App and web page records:

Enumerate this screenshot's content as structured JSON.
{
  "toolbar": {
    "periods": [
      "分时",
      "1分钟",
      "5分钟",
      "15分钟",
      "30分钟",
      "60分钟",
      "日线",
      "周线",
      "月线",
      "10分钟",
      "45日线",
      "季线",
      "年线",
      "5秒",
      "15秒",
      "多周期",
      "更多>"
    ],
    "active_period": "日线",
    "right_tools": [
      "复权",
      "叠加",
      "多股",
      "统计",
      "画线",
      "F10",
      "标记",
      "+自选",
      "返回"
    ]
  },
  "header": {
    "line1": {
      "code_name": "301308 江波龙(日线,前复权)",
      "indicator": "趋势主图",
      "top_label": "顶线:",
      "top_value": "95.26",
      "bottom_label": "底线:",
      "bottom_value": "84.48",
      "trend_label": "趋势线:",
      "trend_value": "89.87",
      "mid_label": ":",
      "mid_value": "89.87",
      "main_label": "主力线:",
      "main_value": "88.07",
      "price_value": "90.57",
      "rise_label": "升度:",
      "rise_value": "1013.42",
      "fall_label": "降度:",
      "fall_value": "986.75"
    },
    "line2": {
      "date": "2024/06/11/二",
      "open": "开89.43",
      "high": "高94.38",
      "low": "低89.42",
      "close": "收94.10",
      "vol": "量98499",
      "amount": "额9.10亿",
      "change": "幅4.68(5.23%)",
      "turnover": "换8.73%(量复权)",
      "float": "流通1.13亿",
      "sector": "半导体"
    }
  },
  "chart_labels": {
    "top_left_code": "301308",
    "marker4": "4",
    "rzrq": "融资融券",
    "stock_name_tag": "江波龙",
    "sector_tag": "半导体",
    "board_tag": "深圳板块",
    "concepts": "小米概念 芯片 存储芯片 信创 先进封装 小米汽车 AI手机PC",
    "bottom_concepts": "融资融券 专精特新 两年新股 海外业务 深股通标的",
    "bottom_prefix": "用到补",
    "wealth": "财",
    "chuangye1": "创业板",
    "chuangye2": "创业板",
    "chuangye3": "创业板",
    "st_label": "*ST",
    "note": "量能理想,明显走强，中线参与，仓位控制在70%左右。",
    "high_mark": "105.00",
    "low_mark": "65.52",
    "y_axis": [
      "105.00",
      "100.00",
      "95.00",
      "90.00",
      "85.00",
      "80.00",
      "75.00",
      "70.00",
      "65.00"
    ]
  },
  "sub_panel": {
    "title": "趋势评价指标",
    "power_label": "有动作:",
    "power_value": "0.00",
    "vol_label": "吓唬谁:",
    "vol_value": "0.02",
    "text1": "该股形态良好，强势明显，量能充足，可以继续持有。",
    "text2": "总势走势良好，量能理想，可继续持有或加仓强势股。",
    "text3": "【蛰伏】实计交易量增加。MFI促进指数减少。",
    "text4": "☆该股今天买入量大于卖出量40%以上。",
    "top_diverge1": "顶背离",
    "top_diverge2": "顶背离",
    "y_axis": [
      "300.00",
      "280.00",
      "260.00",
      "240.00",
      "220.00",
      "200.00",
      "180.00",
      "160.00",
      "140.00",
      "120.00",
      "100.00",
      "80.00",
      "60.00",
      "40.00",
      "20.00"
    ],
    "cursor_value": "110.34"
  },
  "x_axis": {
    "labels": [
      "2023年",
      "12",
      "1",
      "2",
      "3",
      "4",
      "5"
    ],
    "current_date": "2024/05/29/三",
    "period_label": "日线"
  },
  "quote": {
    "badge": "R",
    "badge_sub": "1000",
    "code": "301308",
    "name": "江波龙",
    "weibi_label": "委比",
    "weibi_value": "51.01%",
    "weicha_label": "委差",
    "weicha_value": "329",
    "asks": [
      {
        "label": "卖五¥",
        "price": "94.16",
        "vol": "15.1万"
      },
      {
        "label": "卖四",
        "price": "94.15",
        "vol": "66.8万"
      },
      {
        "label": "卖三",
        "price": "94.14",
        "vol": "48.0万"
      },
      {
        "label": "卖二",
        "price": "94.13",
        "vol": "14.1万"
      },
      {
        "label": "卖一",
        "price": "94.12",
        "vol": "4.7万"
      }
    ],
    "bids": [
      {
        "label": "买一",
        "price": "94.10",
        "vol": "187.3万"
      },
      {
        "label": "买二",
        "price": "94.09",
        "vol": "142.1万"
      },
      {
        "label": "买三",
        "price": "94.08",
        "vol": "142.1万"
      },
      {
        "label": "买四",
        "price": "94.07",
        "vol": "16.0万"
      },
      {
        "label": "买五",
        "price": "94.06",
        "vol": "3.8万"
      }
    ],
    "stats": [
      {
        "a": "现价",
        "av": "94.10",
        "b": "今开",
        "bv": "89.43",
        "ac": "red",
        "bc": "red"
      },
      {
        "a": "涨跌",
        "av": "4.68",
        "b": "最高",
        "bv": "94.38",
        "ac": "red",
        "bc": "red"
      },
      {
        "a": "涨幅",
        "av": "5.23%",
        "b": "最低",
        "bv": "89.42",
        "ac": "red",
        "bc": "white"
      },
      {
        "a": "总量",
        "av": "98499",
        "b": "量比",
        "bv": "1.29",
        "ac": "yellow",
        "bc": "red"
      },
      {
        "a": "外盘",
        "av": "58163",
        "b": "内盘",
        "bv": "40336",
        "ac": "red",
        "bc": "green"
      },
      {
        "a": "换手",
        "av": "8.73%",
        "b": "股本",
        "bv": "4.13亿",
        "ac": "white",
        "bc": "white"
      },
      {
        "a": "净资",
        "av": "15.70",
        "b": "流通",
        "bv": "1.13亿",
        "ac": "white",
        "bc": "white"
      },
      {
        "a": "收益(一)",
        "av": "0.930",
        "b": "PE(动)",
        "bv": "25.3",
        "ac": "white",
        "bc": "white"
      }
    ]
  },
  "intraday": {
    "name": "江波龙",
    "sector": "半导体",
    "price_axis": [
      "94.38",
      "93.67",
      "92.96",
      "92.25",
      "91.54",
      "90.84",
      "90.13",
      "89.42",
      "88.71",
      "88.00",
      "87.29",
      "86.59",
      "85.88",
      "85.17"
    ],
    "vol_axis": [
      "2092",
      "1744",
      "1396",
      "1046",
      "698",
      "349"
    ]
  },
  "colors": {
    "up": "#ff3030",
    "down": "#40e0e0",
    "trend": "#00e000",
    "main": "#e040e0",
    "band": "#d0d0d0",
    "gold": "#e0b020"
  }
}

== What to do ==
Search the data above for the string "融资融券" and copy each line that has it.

== Answer to the exercise ==
    "rzrq": "融资融券",
    "bottom_concepts": "融资融券 专精特新 两年新股 海外业务 深股通标的",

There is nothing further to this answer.